_DATASET EXCERPTS_.
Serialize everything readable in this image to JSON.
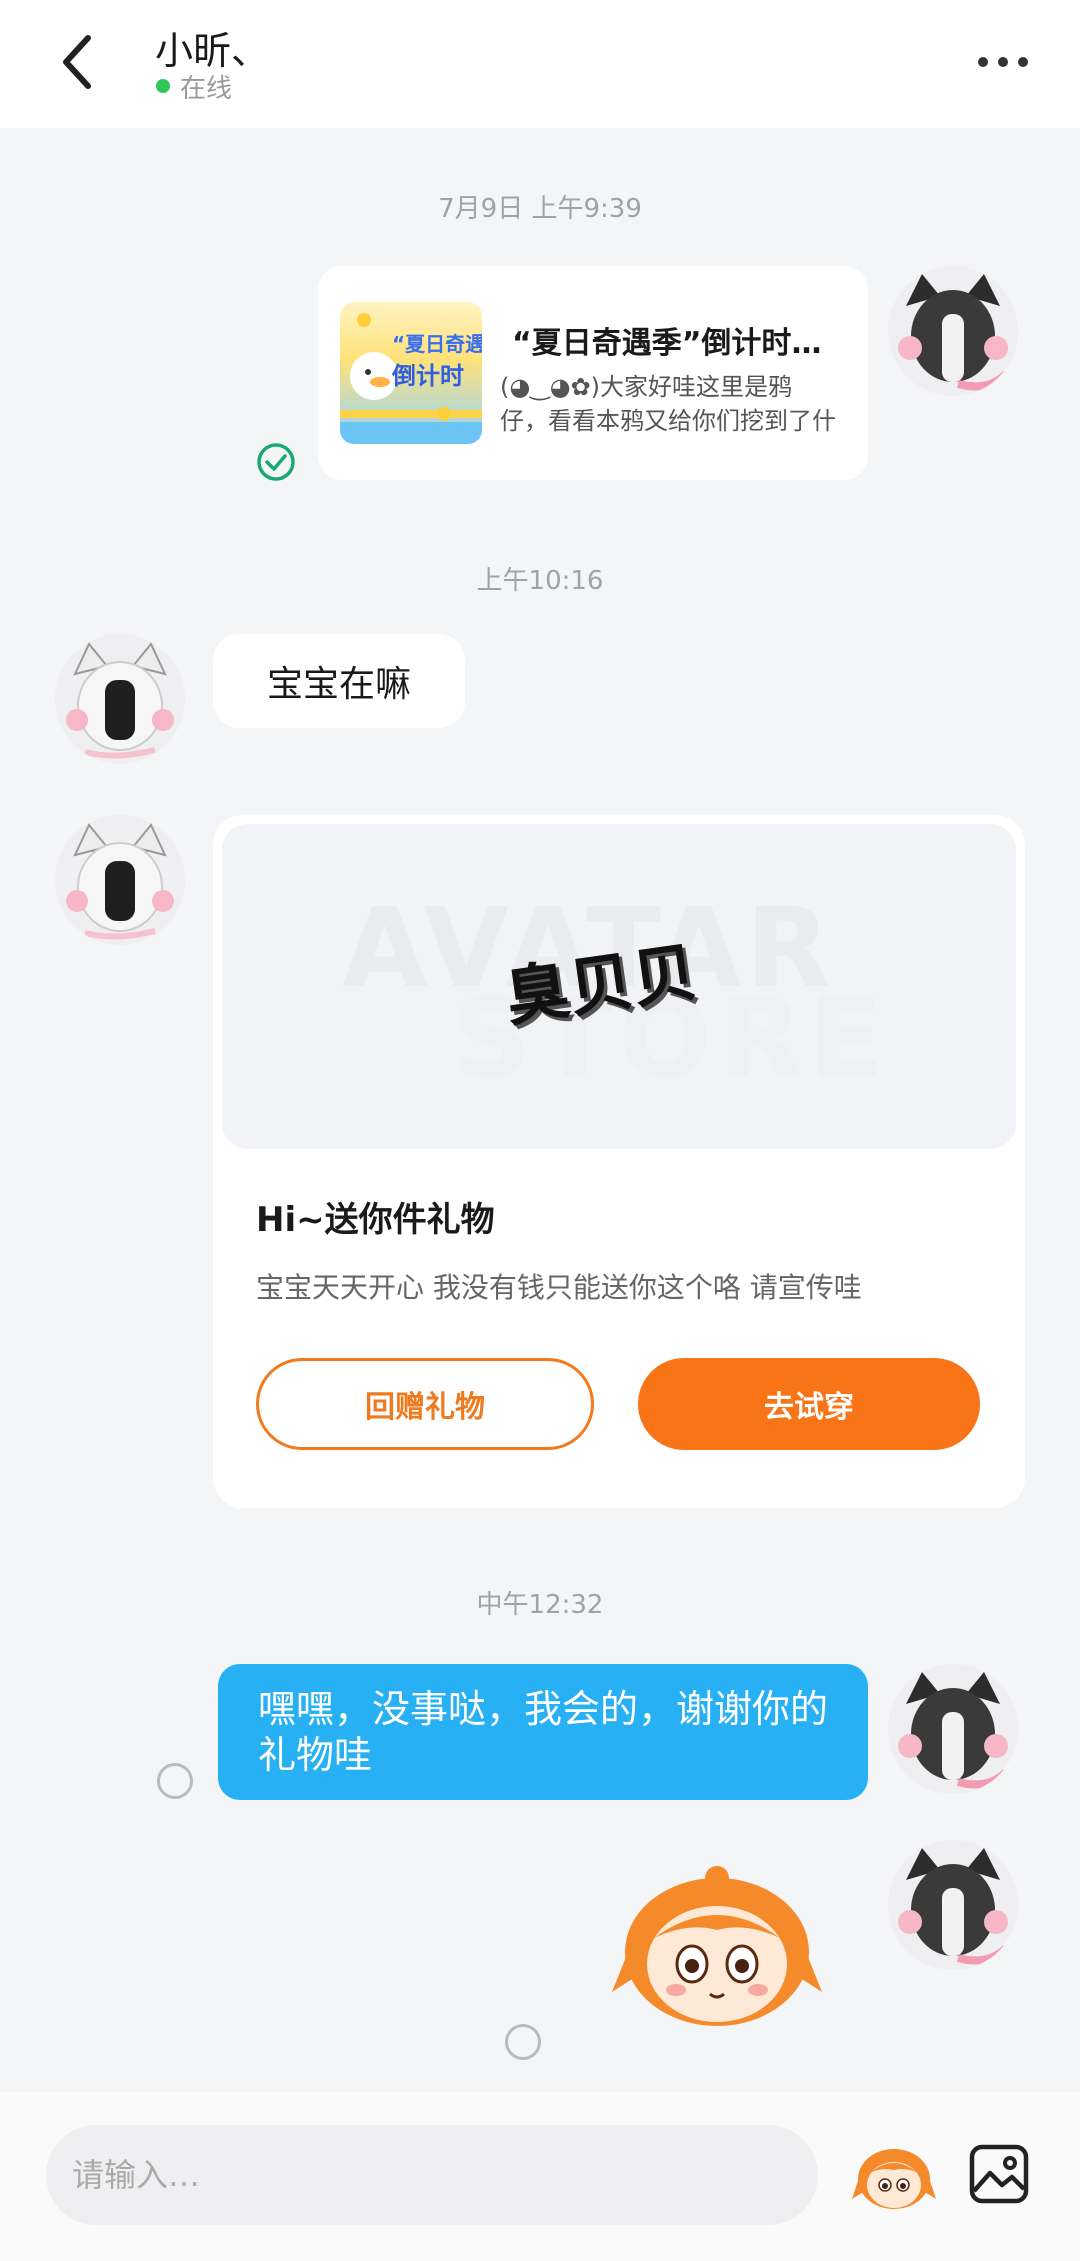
{
  "header": {
    "title": "小昕、",
    "status": "在线"
  },
  "messages": {
    "ts1": "7月9日 上午9:39",
    "card": {
      "title": "“夏日奇遇季”倒计时开启",
      "description": "(◕‿◕✿)大家好哇这里是鸦仔，看看本鸦又给你们挖到了什么",
      "thumb_line1": "“夏日奇遇",
      "thumb_line2": "倒计时"
    },
    "ts2": "上午10:16",
    "left_text": "宝宝在嘛",
    "gift": {
      "watermark_1": "AVATAR",
      "watermark_2": "STORE",
      "sticker_text": "臭贝贝",
      "title": "Hi~送你件礼物",
      "description": "宝宝天天开心 我没有钱只能送你这个咯 请宣传哇",
      "return_button": "回赠礼物",
      "try_button": "去试穿"
    },
    "ts3": "中午12:32",
    "right_text": "嘿嘿，没事哒，我会的，谢谢你的礼物哇"
  },
  "input": {
    "placeholder": "请输入…"
  },
  "colors": {
    "accent_orange": "#f97416",
    "bubble_blue": "#27b0f4",
    "online_green": "#33c759",
    "check_green": "#19a974"
  },
  "icons": [
    "back-arrow-icon",
    "more-dots-icon",
    "check-circle-icon",
    "pending-circle-icon",
    "mascot-sticker-icon",
    "image-icon"
  ]
}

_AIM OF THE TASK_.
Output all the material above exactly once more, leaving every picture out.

_SOLUTION_.
Serialize everything readable in this image to JSON.
{
  "header": {
    "title": "小昕、",
    "status": "在线"
  },
  "messages": {
    "ts1": "7月9日 上午9:39",
    "card": {
      "title": "“夏日奇遇季”倒计时开启",
      "description": "(◕‿◕✿)大家好哇这里是鸦仔，看看本鸦又给你们挖到了什么",
      "thumb_line1": "“夏日奇遇",
      "thumb_line2": "倒计时"
    },
    "ts2": "上午10:16",
    "left_text": "宝宝在嘛",
    "gift": {
      "watermark_1": "AVATAR",
      "watermark_2": "STORE",
      "sticker_text": "臭贝贝",
      "title": "Hi~送你件礼物",
      "description": "宝宝天天开心 我没有钱只能送你这个咯 请宣传哇",
      "return_button": "回赠礼物",
      "try_button": "去试穿"
    },
    "ts3": "中午12:32",
    "right_text": "嘿嘿，没事哒，我会的，谢谢你的礼物哇"
  },
  "input": {
    "placeholder": "请输入…"
  },
  "colors": {
    "accent_orange": "#f97416",
    "bubble_blue": "#27b0f4",
    "online_green": "#33c759",
    "check_green": "#19a974"
  },
  "icons": [
    "back-arrow-icon",
    "more-dots-icon",
    "check-circle-icon",
    "pending-circle-icon",
    "mascot-sticker-icon",
    "image-icon"
  ]
}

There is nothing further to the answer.